Two sheets of paper! That is what most people’s resume is these days. In fact, many don’t even bother printing theirs out, and instead, send a digital copy. However, those two pages are what stands between you and an interview for the job of your dreams, so you’d better make them count. In fact, to succeed in your career, your resume needs to be optimized to the max. Read on to find out how.
Start with your skills
The harsh truth of the matter is that no one really cares about your name, DOB, or phone number unless you have the skills that they are looking for. What that means is you need to start with a rundown of your skills and talents.
Yes, your contact details need to be clearly displayed, but it’s only after the person reviewing your resume has decided that they want to shortlist you that these will even become relevant to them. After all, they won’t need to know your address if they are going to put your resume straight in the trash can.
Be mindful that a resume is a summary
Next, one of the biggest mistakes that you can make when writing a resume is trying to cram way too much information on those two little pages. Yes, two pages maximum is always the case. Never any more!
What you need to remember here is that your resume should be a summary, and as such, should read like your greatest hits. No one needs to know that you passed your cycling proficiency test first time when you were seven.
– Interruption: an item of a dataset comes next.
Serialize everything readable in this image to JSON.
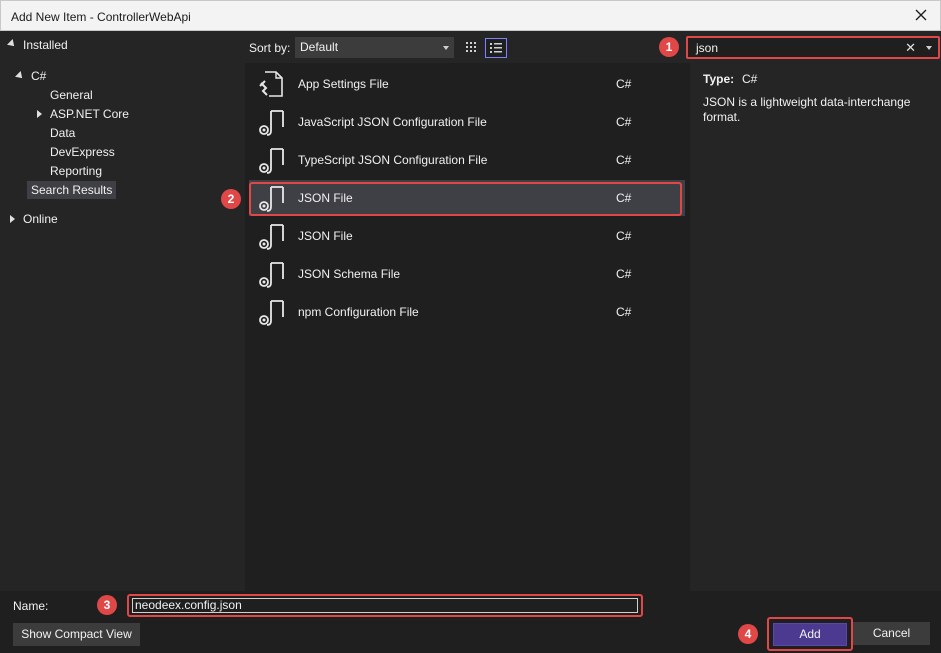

However, they will want to be informed that you attended a well-respected institution like Rutgers for several years and came out with a specialized degree. One that is hopefully specialized enough to the field to which you are applying to help you stand out from the other applicants.
In fact, relevance is the key idea here, and anything that you add to your CV should always either show your career progression or be directly related to the specification of the job to which you are applying. Also, if you can add actual hard evidence in the form of statistics to this, even better. After all, successfully reducing business costs sounds good, but successfully reducing business cost by 75% over a year will get you noticed much faster.
Sometimes it can help to think of your resume as a pre-interview, interview just on paper. What I mean here is that your resume aims to impress the person in whose hand it lays. To that end, mistakes are a bad idea, and that means you will need to check spelling, grammar, and the layout thoroughly before you mail it off.
In fact, if you are struggling to spot any problems, do get a trusted friend to look it over for you. The reason being that a pair of fresh eyes can often work much more effectively when it comes to coaxing out silly errors that will make you look daft.
Minimize color, pictures, and patterns
Online you will find a whole range of CV and resume templates. Some of these will be colorful and jazzy and have a place for a photograph. However, it is always best to err on the side of caution here and steer clear of any set up like this.
After all, applying for a job is a serious business, even in a firm that is more relaxed about their working environment. What that means is a resume with the minimum of color, perhaps on the section divides is the best choice.
Additionally, adding a photo is something of a controversial process as it can detract from the information you have so loving prepared in the body of the CV. To that end, a resume in black and white with the minimum of pictures is always the best choice.
In summary, your resume should never, ever be longer than two pages. It also needs to catch the eye of the person reading it. Something that listing your skills at the beginning should help you to achieve.
Remember too that a resume is a summary of your career history rather than a word for word account of everything you have ever done. To that end, be brief and only add things that are relevant to the post you are applying to.
Finally, make sure that you are as accurate as possible and steer clear of any bright and busy templates. After all, you will want the person reading your resume to take your seriously, and a jazzy design is not conducive to that.